Tournaments that attract teams from around the country will be held at the complex on weekends, drawing an estimated 4,000 people a day to the facilities, Jensen said. On weekdays, when practices and other activities are held, an estimated 500 people a day are expected at the complex.
Overall, the complex is predicted to have an annual economic impact of $125 million.
A look at the field houses
The sports complex is planned on nearly 15.5 acres and will include over 760 parking spaces. The project’s first phase includes development of the field houses and the surrounding 70 acres of commercial lots.
The design of the field houses will be similar to that of well-known college arenas built in the first half of the 19th century, Jensen said.
“The buildings are going to be beautiful,” he said. “They are modeled after some of the great basketball facilities from around the country: Cameron Indoor Stadium [on the Duke University campus in Durham, N.C.], Allen Fieldhouse [on the University of Kansas campus in Lawrence].”
An area modeled after New York City’s Rucker Park is planned between the two field houses. A full-sized outdoor basketball court will be surrounded by green space and trees, and benches will provide seating for spectators.
The inside of the field houses will be mostly open space. No locker rooms are planned, Jensen said. “Locker rooms present opportunities for people to do things that I just don’t want to be a part of.”
Concession areas will be minimal, Jensen said. Water, fruit and protein bars will be offered, but little else, he said. Athletes and spectators will be able to get food from nearby restaurants.
Jensen acknowledged that many athletic facilities have large concession areas or even restaurants. Some even sell beer, he said.
“When you walk into the building, it’s about basketball or whatever sport is going on,” Jensen said. “It’s not about a party.”
Jensen said he expects numerous restaurants to be located on lots surrounding the field houses.
Also planned are over 1,000 residences. Construction of an apartment complex east of the field houses is expected to begin this fall. The complex will include 408 apartment units spread over five apartment buildings. A clubhouse and outdoor swimming pool are also planned.
In addition, 235 townhomes are planned south of Southeast Westown Parkway.
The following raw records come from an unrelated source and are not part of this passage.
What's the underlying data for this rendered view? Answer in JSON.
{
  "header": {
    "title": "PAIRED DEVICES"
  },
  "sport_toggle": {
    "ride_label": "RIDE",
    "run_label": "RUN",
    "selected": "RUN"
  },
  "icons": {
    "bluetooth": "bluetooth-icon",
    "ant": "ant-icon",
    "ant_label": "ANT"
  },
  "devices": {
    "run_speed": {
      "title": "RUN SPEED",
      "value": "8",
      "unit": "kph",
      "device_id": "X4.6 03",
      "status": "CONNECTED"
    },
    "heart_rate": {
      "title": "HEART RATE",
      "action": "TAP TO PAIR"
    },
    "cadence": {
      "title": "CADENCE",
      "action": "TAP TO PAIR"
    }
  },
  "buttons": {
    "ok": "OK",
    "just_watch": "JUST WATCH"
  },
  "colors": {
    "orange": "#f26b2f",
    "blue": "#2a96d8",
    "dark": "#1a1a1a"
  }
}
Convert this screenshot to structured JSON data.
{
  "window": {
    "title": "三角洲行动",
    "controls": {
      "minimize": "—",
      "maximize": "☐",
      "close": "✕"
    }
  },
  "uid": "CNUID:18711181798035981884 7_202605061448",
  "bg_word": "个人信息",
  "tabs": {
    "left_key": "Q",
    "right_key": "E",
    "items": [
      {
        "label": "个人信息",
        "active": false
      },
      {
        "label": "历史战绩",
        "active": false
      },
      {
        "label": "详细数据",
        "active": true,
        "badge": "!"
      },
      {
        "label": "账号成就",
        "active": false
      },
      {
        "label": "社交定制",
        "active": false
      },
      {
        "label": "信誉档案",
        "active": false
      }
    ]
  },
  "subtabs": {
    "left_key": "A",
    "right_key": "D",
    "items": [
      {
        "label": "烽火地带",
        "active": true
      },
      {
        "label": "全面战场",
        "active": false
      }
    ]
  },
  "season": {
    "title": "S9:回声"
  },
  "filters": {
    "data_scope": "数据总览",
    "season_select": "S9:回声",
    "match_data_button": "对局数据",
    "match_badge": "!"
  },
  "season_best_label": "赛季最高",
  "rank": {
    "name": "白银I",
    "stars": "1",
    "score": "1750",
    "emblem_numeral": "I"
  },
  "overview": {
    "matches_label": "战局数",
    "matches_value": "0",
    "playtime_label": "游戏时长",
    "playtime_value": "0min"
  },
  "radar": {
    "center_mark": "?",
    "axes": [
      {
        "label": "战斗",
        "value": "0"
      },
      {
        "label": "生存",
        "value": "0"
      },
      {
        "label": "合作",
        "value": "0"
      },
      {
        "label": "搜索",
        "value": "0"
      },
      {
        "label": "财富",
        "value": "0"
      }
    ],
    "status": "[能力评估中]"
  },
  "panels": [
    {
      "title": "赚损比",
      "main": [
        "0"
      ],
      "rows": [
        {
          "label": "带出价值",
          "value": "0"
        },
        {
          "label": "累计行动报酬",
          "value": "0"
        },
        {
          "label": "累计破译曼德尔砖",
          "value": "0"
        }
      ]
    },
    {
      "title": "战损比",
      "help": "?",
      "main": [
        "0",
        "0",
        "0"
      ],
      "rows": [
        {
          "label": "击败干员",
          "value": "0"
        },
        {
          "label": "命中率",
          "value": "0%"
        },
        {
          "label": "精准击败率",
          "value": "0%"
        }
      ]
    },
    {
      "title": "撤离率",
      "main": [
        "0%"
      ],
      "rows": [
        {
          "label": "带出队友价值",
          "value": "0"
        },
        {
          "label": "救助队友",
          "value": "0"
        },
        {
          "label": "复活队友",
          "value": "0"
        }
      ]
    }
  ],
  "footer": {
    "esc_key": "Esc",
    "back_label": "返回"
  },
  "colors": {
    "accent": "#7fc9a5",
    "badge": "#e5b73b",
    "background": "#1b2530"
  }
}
The development will be Caliber Iowa’s largest townhome complex, said Nick Jensen, Caliber Iowa’s owner. (Dickson Jensen is Nick Jensen’s uncle.)
Caliber Iowa also plans on developing a mixed-use commercial and residential project that will be similar to the Standard at 36111 N.E. Otterview Circle in Ankeny. The new development will include about 230 apartment units and about 25,000 square feet of office space that will house Caliber Iowa’s west office.
The residential development will be completed in phases, starting with the apartment buildings east of the field houses, Nick Jensen said.